It happens so much in a run of game, it often goes unnoticed, but that doesn’t take away from its importance. For some it’s ritualistic, for others it means I’ve got your back no matter what.
A tap on the pads can go a long way in boosting the confidence of any netminder that feels exposed and all alone in the crease.
It’s one of hockey’s cliches or truths depending on who you ask. “Goaltenders are a unique breed.”
The most scrutinized position in the game, is the most difficult position to play, but yet everyone seems to be an expert when it comes to delivering harsh criticism.
Such a small and subtle act like a tap on the pads can go such a long way in the mind of a netminder. A tap on the pads means everything for those that call the crease home.
Goaltenders undoubtedly have the toughest gig ever, and many times in a run of a season they struggle, but, not any fault of theirs, but because they are always the last line of defence.

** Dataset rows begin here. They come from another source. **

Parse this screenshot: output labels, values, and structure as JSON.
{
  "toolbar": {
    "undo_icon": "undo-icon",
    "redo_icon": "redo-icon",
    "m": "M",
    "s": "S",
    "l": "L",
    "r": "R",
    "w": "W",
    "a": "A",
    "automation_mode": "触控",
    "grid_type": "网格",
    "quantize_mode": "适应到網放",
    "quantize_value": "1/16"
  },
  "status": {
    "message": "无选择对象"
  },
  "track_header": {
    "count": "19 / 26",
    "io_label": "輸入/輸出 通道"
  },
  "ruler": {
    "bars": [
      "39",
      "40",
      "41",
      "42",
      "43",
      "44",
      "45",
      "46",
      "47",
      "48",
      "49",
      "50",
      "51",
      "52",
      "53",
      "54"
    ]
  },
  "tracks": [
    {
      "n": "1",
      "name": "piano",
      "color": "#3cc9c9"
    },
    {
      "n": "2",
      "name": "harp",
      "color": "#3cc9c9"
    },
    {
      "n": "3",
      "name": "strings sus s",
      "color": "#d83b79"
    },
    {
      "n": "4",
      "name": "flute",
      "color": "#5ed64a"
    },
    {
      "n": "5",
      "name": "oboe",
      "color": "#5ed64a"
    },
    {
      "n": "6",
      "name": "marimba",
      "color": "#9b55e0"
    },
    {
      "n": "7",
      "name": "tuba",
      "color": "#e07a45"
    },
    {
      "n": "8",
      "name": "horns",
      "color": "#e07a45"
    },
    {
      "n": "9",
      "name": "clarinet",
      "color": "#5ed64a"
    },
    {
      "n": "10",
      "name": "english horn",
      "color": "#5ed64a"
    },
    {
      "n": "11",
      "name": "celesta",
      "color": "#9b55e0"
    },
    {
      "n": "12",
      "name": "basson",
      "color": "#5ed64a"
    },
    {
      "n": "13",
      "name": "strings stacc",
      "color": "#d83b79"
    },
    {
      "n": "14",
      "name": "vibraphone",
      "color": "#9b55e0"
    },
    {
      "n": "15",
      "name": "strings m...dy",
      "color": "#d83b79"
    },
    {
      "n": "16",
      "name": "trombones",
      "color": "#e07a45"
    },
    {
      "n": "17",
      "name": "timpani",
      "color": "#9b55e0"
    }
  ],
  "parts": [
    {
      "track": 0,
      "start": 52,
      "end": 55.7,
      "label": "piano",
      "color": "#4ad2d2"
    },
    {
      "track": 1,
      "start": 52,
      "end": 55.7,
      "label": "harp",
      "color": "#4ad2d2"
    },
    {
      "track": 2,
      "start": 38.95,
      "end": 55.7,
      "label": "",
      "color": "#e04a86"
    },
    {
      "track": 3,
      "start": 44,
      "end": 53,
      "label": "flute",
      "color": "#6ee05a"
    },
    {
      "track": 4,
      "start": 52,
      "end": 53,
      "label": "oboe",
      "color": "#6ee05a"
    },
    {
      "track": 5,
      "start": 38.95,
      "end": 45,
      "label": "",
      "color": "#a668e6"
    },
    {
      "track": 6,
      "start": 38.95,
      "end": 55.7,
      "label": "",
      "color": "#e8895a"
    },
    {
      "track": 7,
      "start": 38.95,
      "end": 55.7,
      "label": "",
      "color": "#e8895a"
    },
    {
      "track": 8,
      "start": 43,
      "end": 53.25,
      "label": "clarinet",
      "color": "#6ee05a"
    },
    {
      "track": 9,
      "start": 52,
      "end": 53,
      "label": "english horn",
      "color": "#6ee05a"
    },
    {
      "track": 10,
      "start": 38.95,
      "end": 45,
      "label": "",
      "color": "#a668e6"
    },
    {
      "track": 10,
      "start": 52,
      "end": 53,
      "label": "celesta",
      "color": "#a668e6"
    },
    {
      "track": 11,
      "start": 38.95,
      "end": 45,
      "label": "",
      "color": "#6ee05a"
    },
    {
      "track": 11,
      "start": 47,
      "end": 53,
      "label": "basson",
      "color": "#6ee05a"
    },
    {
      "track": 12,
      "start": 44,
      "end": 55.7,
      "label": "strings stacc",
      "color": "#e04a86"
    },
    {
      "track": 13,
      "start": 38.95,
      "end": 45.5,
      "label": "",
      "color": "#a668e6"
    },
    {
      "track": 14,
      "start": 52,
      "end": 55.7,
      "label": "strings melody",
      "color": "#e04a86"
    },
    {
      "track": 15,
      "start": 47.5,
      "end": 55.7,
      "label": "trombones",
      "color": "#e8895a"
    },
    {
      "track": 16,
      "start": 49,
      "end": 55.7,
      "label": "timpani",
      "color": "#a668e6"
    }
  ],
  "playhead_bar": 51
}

“Let them know you’re there” takes on several different connotations in the game of hockey, but a tap on the pads and a tap on the back or tap on the top of the head after any tough sequence or save can do wonders for those behind the mask. We all know every goalie have their routines or rituals and you can set your watch to it, but that doesn’t mean the position isn’t a lonely one, “when all hell is breaking lose” in front of them. The loneliest position in the game, to the most supported, to the most scrutinized, everything can change in a matter of seconds. That’s life between the pipes.
One can never fully appreciate, grasp or understand that battle within the mind of goaltender.
A tap on the pads can go a long way.
This past weekend, I saw a player skate over to the goalie that was being pulled and give an incredibly well-timed tap on the pads.
The smallest, unexpected acts of appreciation and support have the largest impact.
Everyone deserves a tap on the pads from time to time, in hockey and in life.